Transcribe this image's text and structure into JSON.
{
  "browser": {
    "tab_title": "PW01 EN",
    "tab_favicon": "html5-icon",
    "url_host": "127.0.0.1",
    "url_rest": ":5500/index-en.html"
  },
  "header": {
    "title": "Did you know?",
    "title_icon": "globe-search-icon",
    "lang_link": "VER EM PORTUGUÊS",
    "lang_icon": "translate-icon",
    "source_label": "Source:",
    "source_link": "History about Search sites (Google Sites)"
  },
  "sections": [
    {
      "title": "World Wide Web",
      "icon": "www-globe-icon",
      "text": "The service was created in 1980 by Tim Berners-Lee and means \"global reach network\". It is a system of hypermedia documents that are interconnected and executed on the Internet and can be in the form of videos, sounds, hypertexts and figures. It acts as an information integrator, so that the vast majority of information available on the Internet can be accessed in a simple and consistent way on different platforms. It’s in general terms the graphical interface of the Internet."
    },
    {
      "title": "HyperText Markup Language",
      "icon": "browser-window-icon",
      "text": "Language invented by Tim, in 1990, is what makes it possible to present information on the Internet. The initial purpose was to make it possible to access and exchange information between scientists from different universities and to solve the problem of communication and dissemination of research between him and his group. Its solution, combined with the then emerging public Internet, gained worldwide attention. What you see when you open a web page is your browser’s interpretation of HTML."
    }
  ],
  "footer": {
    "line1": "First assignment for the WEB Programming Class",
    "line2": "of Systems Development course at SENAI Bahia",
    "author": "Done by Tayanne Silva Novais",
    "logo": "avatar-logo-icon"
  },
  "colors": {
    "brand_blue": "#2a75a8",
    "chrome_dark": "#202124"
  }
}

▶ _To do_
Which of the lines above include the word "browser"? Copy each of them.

▶ _Task solution_
  "browser": {
      "icon": "browser-window-icon",
      "text": "Language invented by Tim, in 1990, is what makes it possible to present information on the Internet. The initial purpose was to make it possible to access and exchange information between scientists from different universities and to solve the problem of communication and dissemination of research between him and his group. Its solution, combined with the then emerging public Internet, gained worldwide attention. What you see when you open a web page is your browser’s interpretation of HTML."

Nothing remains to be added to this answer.